▶ _Prompt_: In your copy, each record should read exactly as it does below, and no pictures should be present.

▶ _Source information_:
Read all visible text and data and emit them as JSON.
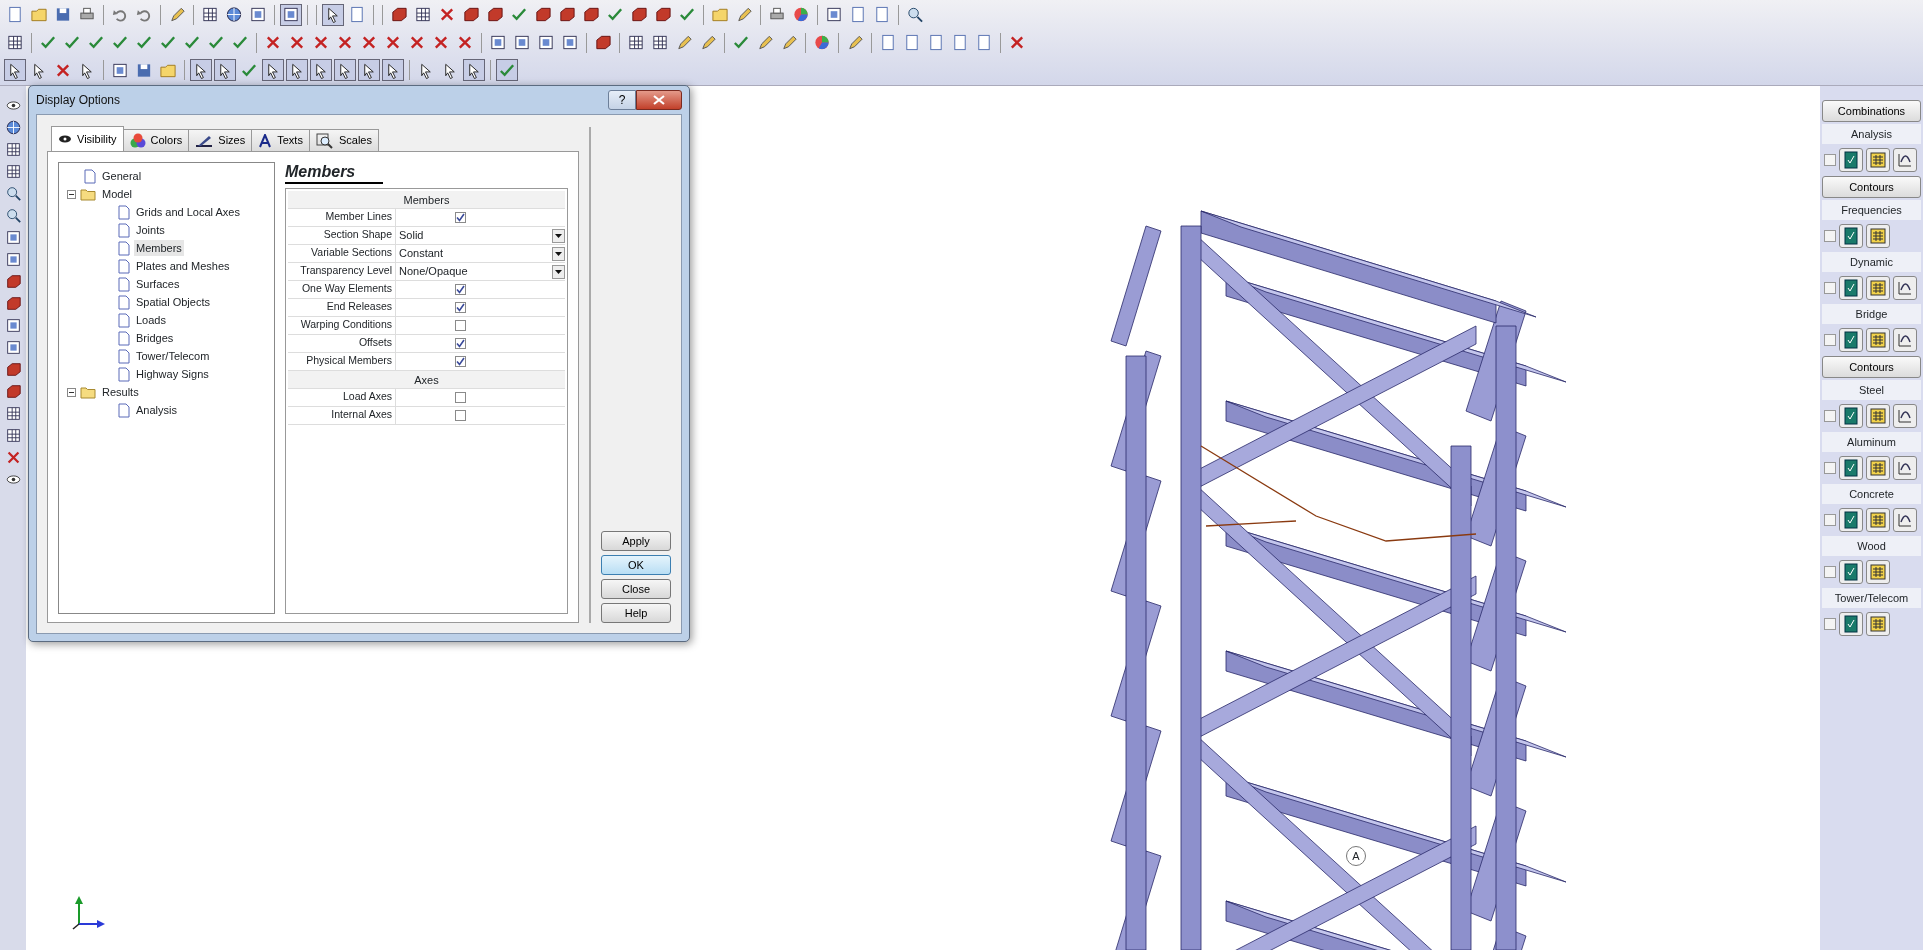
{
  "dialog": {
    "title": "Display Options",
    "help_button": "?",
    "tabs": [
      {
        "label": "Visibility",
        "selected": true
      },
      {
        "label": "Colors",
        "selected": false
      },
      {
        "label": "Sizes",
        "selected": false
      },
      {
        "label": "Texts",
        "selected": false
      },
      {
        "label": "Scales",
        "selected": false
      }
    ],
    "tree": [
      {
        "label": "General",
        "kind": "page",
        "selected": false
      },
      {
        "label": "Model",
        "kind": "folder",
        "expanded": true,
        "selected": false,
        "children": [
          {
            "label": "Grids and Local Axes",
            "kind": "page",
            "selected": false
          },
          {
            "label": "Joints",
            "kind": "page",
            "selected": false
          },
          {
            "label": "Members",
            "kind": "page",
            "selected": true
          },
          {
            "label": "Plates and Meshes",
            "kind": "page",
            "selected": false
          },
          {
            "label": "Surfaces",
            "kind": "page",
            "selected": false
          },
          {
            "label": "Spatial Objects",
            "kind": "page",
            "selected": false
          },
          {
            "label": "Loads",
            "kind": "page",
            "selected": false
          },
          {
            "label": "Bridges",
            "kind": "page",
            "selected": false
          },
          {
            "label": "Tower/Telecom",
            "kind": "page",
            "selected": false
          },
          {
            "label": "Highway Signs",
            "kind": "page",
            "selected": false
          }
        ]
      },
      {
        "label": "Results",
        "kind": "folder",
        "expanded": true,
        "selected": false,
        "children": [
          {
            "label": "Analysis",
            "kind": "page",
            "selected": false
          }
        ]
      }
    ],
    "panel_title": "Members",
    "sections": [
      {
        "heading": "Members",
        "rows": [
          {
            "label": "Member Lines",
            "kind": "checkbox",
            "checked": true
          },
          {
            "label": "Section Shape",
            "kind": "dropdown",
            "value": "Solid"
          },
          {
            "label": "Variable Sections",
            "kind": "dropdown",
            "value": "Constant"
          },
          {
            "label": "Transparency Level",
            "kind": "dropdown",
            "value": "None/Opaque"
          },
          {
            "label": "One Way Elements",
            "kind": "checkbox",
            "checked": true
          },
          {
            "label": "End Releases",
            "kind": "checkbox",
            "checked": true
          },
          {
            "label": "Warping Conditions",
            "kind": "checkbox",
            "checked": false
          },
          {
            "label": "Offsets",
            "kind": "checkbox",
            "checked": true
          },
          {
            "label": "Physical Members",
            "kind": "checkbox",
            "checked": true
          }
        ]
      },
      {
        "heading": "Axes",
        "rows": [
          {
            "label": "Load Axes",
            "kind": "checkbox",
            "checked": false
          },
          {
            "label": "Internal Axes",
            "kind": "checkbox",
            "checked": false
          }
        ]
      }
    ],
    "buttons": [
      {
        "label": "Apply",
        "default": false
      },
      {
        "label": "OK",
        "default": true
      },
      {
        "label": "Close",
        "default": false
      },
      {
        "label": "Help",
        "default": false
      }
    ]
  },
  "results_panel": [
    {
      "kind": "button",
      "label": "Combinations"
    },
    {
      "kind": "header",
      "label": "Analysis"
    },
    {
      "kind": "full-row",
      "checked": false
    },
    {
      "kind": "button",
      "label": "Contours"
    },
    {
      "kind": "header",
      "label": "Frequencies"
    },
    {
      "kind": "short-row",
      "checked": false
    },
    {
      "kind": "header",
      "label": "Dynamic"
    },
    {
      "kind": "full-row",
      "checked": false
    },
    {
      "kind": "header",
      "label": "Bridge"
    },
    {
      "kind": "full-row",
      "checked": false
    },
    {
      "kind": "button",
      "label": "Contours"
    },
    {
      "kind": "header",
      "label": "Steel"
    },
    {
      "kind": "full-row",
      "checked": false
    },
    {
      "kind": "header",
      "label": "Aluminum"
    },
    {
      "kind": "full-row",
      "checked": false
    },
    {
      "kind": "header",
      "label": "Concrete"
    },
    {
      "kind": "full-row",
      "checked": false
    },
    {
      "kind": "header",
      "label": "Wood"
    },
    {
      "kind": "short-row",
      "checked": false
    },
    {
      "kind": "header",
      "label": "Tower/Telecom"
    },
    {
      "kind": "short-row",
      "checked": false
    }
  ],
  "viewport": {
    "marker": "A"
  }
}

▶ _Written answer_:
Read all visible text and data and emit them as JSON.
{
  "dialog": {
    "title": "Display Options",
    "help_button": "?",
    "tabs": [
      {
        "label": "Visibility",
        "selected": true
      },
      {
        "label": "Colors",
        "selected": false
      },
      {
        "label": "Sizes",
        "selected": false
      },
      {
        "label": "Texts",
        "selected": false
      },
      {
        "label": "Scales",
        "selected": false
      }
    ],
    "tree": [
      {
        "label": "General",
        "kind": "page",
        "selected": false
      },
      {
        "label": "Model",
        "kind": "folder",
        "expanded": true,
        "selected": false,
        "children": [
          {
            "label": "Grids and Local Axes",
            "kind": "page",
            "selected": false
          },
          {
            "label": "Joints",
            "kind": "page",
            "selected": false
          },
          {
            "label": "Members",
            "kind": "page",
            "selected": true
          },
          {
            "label": "Plates and Meshes",
            "kind": "page",
            "selected": false
          },
          {
            "label": "Surfaces",
            "kind": "page",
            "selected": false
          },
          {
            "label": "Spatial Objects",
            "kind": "page",
            "selected": false
          },
          {
            "label": "Loads",
            "kind": "page",
            "selected": false
          },
          {
            "label": "Bridges",
            "kind": "page",
            "selected": false
          },
          {
            "label": "Tower/Telecom",
            "kind": "page",
            "selected": false
          },
          {
            "label": "Highway Signs",
            "kind": "page",
            "selected": false
          }
        ]
      },
      {
        "label": "Results",
        "kind": "folder",
        "expanded": true,
        "selected": false,
        "children": [
          {
            "label": "Analysis",
            "kind": "page",
            "selected": false
          }
        ]
      }
    ],
    "panel_title": "Members",
    "sections": [
      {
        "heading": "Members",
        "rows": [
          {
            "label": "Member Lines",
            "kind": "checkbox",
            "checked": true
          },
          {
            "label": "Section Shape",
            "kind": "dropdown",
            "value": "Solid"
          },
          {
            "label": "Variable Sections",
            "kind": "dropdown",
            "value": "Constant"
          },
          {
            "label": "Transparency Level",
            "kind": "dropdown",
            "value": "None/Opaque"
          },
          {
            "label": "One Way Elements",
            "kind": "checkbox",
            "checked": true
          },
          {
            "label": "End Releases",
            "kind": "checkbox",
            "checked": true
          },
          {
            "label": "Warping Conditions",
            "kind": "checkbox",
            "checked": false
          },
          {
            "label": "Offsets",
            "kind": "checkbox",
            "checked": true
          },
          {
            "label": "Physical Members",
            "kind": "checkbox",
            "checked": true
          }
        ]
      },
      {
        "heading": "Axes",
        "rows": [
          {
            "label": "Load Axes",
            "kind": "checkbox",
            "checked": false
          },
          {
            "label": "Internal Axes",
            "kind": "checkbox",
            "checked": false
          }
        ]
      }
    ],
    "buttons": [
      {
        "label": "Apply",
        "default": false
      },
      {
        "label": "OK",
        "default": true
      },
      {
        "label": "Close",
        "default": false
      },
      {
        "label": "Help",
        "default": false
      }
    ]
  },
  "results_panel": [
    {
      "kind": "button",
      "label": "Combinations"
    },
    {
      "kind": "header",
      "label": "Analysis"
    },
    {
      "kind": "full-row",
      "checked": false
    },
    {
      "kind": "button",
      "label": "Contours"
    },
    {
      "kind": "header",
      "label": "Frequencies"
    },
    {
      "kind": "short-row",
      "checked": false
    },
    {
      "kind": "header",
      "label": "Dynamic"
    },
    {
      "kind": "full-row",
      "checked": false
    },
    {
      "kind": "header",
      "label": "Bridge"
    },
    {
      "kind": "full-row",
      "checked": false
    },
    {
      "kind": "button",
      "label": "Contours"
    },
    {
      "kind": "header",
      "label": "Steel"
    },
    {
      "kind": "full-row",
      "checked": false
    },
    {
      "kind": "header",
      "label": "Aluminum"
    },
    {
      "kind": "full-row",
      "checked": false
    },
    {
      "kind": "header",
      "label": "Concrete"
    },
    {
      "kind": "full-row",
      "checked": false
    },
    {
      "kind": "header",
      "label": "Wood"
    },
    {
      "kind": "short-row",
      "checked": false
    },
    {
      "kind": "header",
      "label": "Tower/Telecom"
    },
    {
      "kind": "short-row",
      "checked": false
    }
  ],
  "viewport": {
    "marker": "A"
  }
}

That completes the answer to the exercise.